This House Is Home 2
Everywhere there are scars. With a dear, elderly family member, one you've watched age, you know all too well what the folds of skin hide, the scars and liver spots and signs of roads travelled roughly and wih an eye for passers-by.
And so it is with this house: the old wavy glass bubbled and fractured in its agonizing, inexorable flow to ground; the signs of rot, new and old, around the corners of things; the imprints of towel racks and toilet lids smoothed but not obscured by coat upon coat of paint; pits in the walls and floors; gouges in doorjambs. Around the rims of rooms the floor is dotted with the little footprints, hasty and frenetic, of old carpet tacks. The edges of windows, too high to touch, darkened with the pocks left by a century of makeshift window treatments.
This afternoon, mounting a tricky bathroom mirror while awaiting a furniture delivery, I caught a glimpse of the back of my hand as I placed a screw and moved the drill into position. Its back, pale and bluely mottled, was brilliant in the bathroom light, and on its back -- which perhaps I do not know so well -- were perhaps a dozen small brown spots, not quite liver spots or moles, certainly not freckles just . . . spots, perhaps visible only to me (at least now, when no one else is looking that closely).
My father's hands wear a proliferation of like anomalies, perhaps harbingers of the melanoma that favors my paternal family. My hands. His hands. How many times have I seen him in just this posture? A hundred work sites, as many jobs or more, and those brown-spotted hands creating beauty from nothing even as they aged before my eyes.

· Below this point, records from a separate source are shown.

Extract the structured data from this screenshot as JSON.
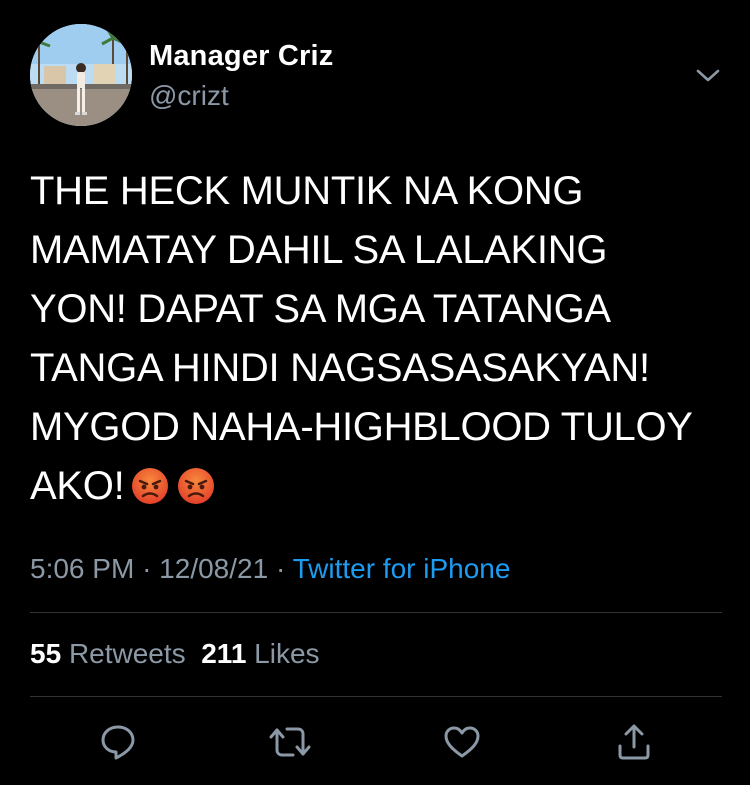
{
  "author": {
    "display_name": "Manager Criz",
    "handle": "@crizt",
    "avatar_icon": "profile-photo"
  },
  "tweet": {
    "lines": [
      "THE HECK MUNTIK NA KONG",
      "MAMATAY DAHIL SA LALAKING",
      "YON! DAPAT SA MGA TATANGA",
      "TANGA HINDI NAGSASASAKYAN!",
      "MYGOD NAHA-HIGHBLOOD TULOY",
      "AKO!"
    ],
    "emojis": [
      "angry-face",
      "angry-face"
    ]
  },
  "meta": {
    "time": "5:06 PM",
    "separator": "·",
    "date": "12/08/21",
    "source": "Twitter for iPhone"
  },
  "stats": {
    "retweets_count": "55",
    "retweets_label": "Retweets",
    "likes_count": "211",
    "likes_label": "Likes"
  },
  "actions": {
    "icons": [
      "reply-icon",
      "retweet-icon",
      "like-icon",
      "share-icon"
    ]
  },
  "colors": {
    "background": "#000000",
    "text": "#ffffff",
    "secondary": "#8b98a5",
    "accent": "#1d9bf0",
    "divider": "#2f3336"
  }
}
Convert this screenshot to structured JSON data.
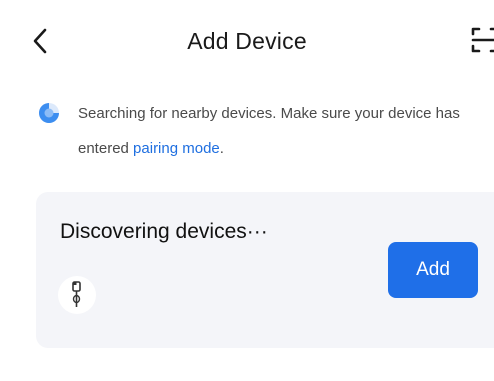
{
  "header": {
    "title": "Add Device",
    "back_icon": "chevron-left-icon",
    "scan_icon": "scan-icon"
  },
  "hint": {
    "spinner_icon": "loading-spinner-icon",
    "text_prefix": "Searching for nearby devices. Make sure your device has entered ",
    "link": "pairing mode",
    "text_suffix": "."
  },
  "discovery_card": {
    "title": "Discovering devices···",
    "device_icon": "stick-device-icon",
    "add_label": "Add"
  },
  "colors": {
    "accent": "#1f6fe8",
    "link": "#1f6fe0",
    "card_bg": "#f4f5f9",
    "text_primary": "#111111",
    "text_secondary": "#4a4a4a"
  }
}
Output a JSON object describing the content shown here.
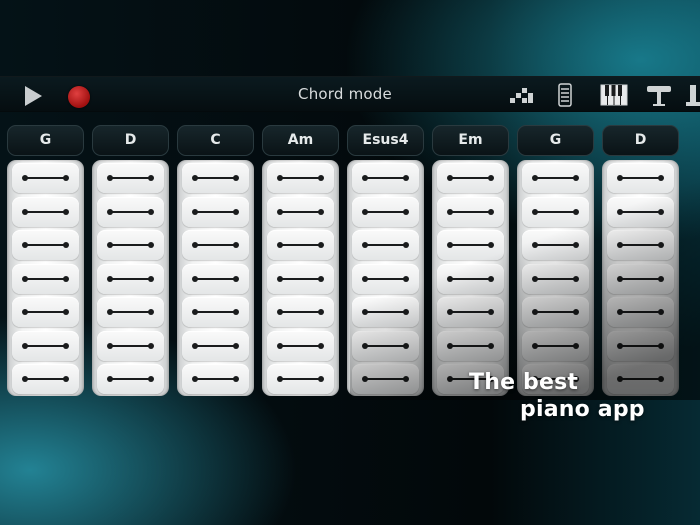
{
  "toolbar": {
    "title": "Chord mode",
    "play_icon": "play-icon",
    "record_icon": "record-icon",
    "tools": [
      "arpeggio-icon",
      "strip-icon",
      "piano-keys-icon",
      "stool-icon",
      "pedal-icon"
    ]
  },
  "chords": [
    {
      "label": "G"
    },
    {
      "label": "D"
    },
    {
      "label": "C"
    },
    {
      "label": "Am"
    },
    {
      "label": "Esus4"
    },
    {
      "label": "Em"
    },
    {
      "label": "G"
    },
    {
      "label": "D"
    }
  ],
  "strip_cells_per_chord": 7,
  "tagline": {
    "line1": "The best",
    "line2": "piano app"
  },
  "colors": {
    "record": "#c41818",
    "accent_teal": "#1e96aa",
    "strip": "#f2f3f3"
  }
}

In over twenty-four hours since I last wrote, my hands have installed one small thing, assembled something unthinkably large, a double-wide wardrobe so imperious that it would ruin almost any room -- but not this one. Three or so hours of two-man teamwork followed by another four hours of solo toil -- go to your room without supper! -- and there it stands, and there . . . and, yes, there.
It works. My hands work, as do my father's. And of course this house seems to work, too. Even if I find myself longing for bread crumbs to trail behind me when I move around. I'm like a prisoner acclimated to cell life, or a crate-trained dog: the ritual of three rooms arranged just so has a tenacity that won't be denied.